What does the Post Office say?

Very little. It says the state of the network is "a matter for the Government."

What does everyone else say?

Consumer groups are upset. Citizens Advice says post offices provide vital services and strengthen communities, acting as a lifeline for pensioners and disabled people. Age Concern makes a similar point. Of 400 old people polled for its report, Stamped Out, 87 per cent used the local post office once a week; 14 per cent used it daily.

Almost 400 MPs have signed a House of Commons Early Day Motion calling for the Post Office card to be kept. Postcomm says the Government should balance the wider social role of the post office network with the "imperative" of establishing a sustainable business. The Government must take action "quickly." It warned: "Postcomm has seen a distinct change for the worse over the past year in the mood and expectations of those involved in the Post Office network, reflecting a recognition that without clear direction from the Government the problems will escalate."

What is the future?

Grim for sub-postmasters. Some 39 per cent polled for the National Federation of Sub-postmasters could see "no future whatsoever" for their business. The Ipsos Mori report, Sub-postmaster Income, suggested sub-postmasters were operating on tight margins, with decreasing income and increasing costs.

Sub-postmasters had become "heavily reliant" on income from the Post Office card and bill payments, both of which were under threat and the new services were bringing in low levels of income "or in many cases nothing at all."

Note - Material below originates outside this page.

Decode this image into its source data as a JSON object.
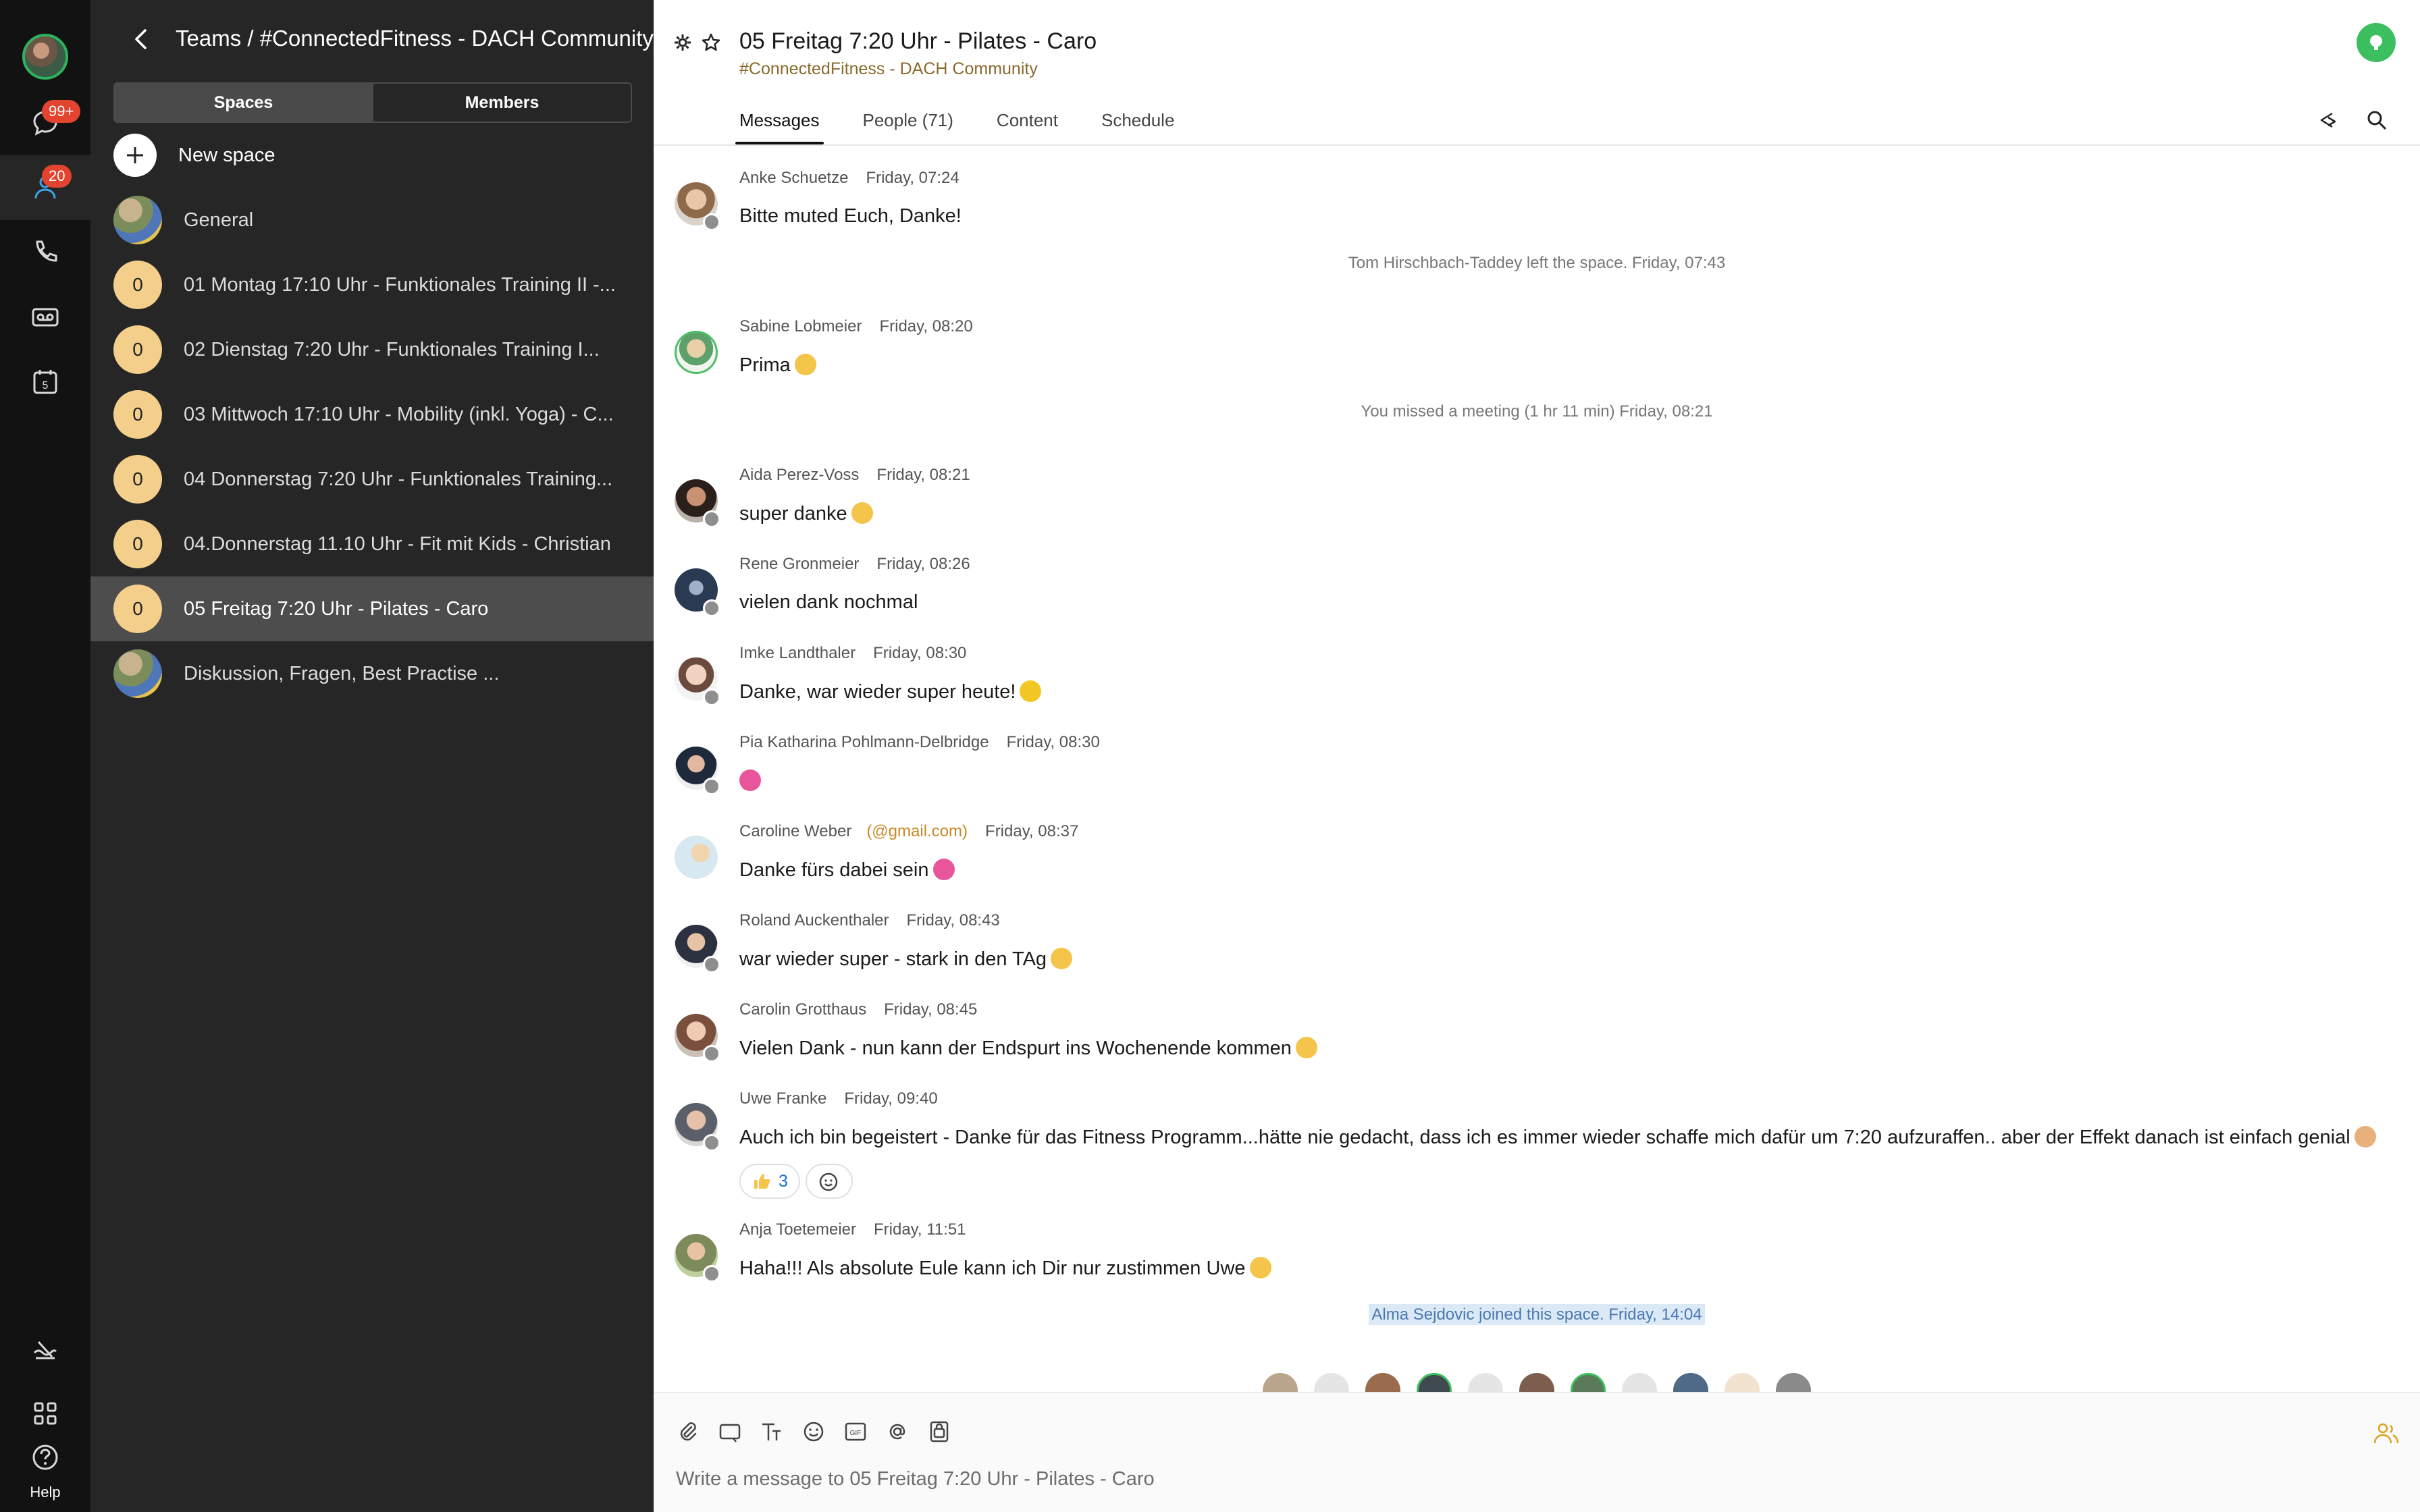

Postcomm says the Post Office is right to try to find new ways of keeping rural services going, through mobile post offices and by installing post offices in other concerns such as libraries and pubs. The village of St Issey, near Padstow, Cornwall, for instance, has welcomed back its post office part-time in the Working Men's Institute Hall, run by a postmistress from a nearby post office.

Last year, the Department for the Environment, Food and Rural Affairs predicted that by 2015 the number of free-standing "single service" post offices would have declined significantly. It said there might be an increase in the number of "multi-service" post offices in shops, schools and pubs. The days of the traditional village post office are numbered.

Should the Government continue to bail out post offices?


* Post offices are vital for strong communities, especially for old and disabled people

* Demand for their services will grow because of the urban drift to the countryside

* Post offices counteract the digital divide by giving people without computers access to products such as TV licences


* Rural post offices are hopelessly uneconomic - only 1,500 out of 6,000 make money

* Supermarkets can provide many of the same services, such as selling stamps

* Electronic payment and websites render unnecessary a trip to the post office counter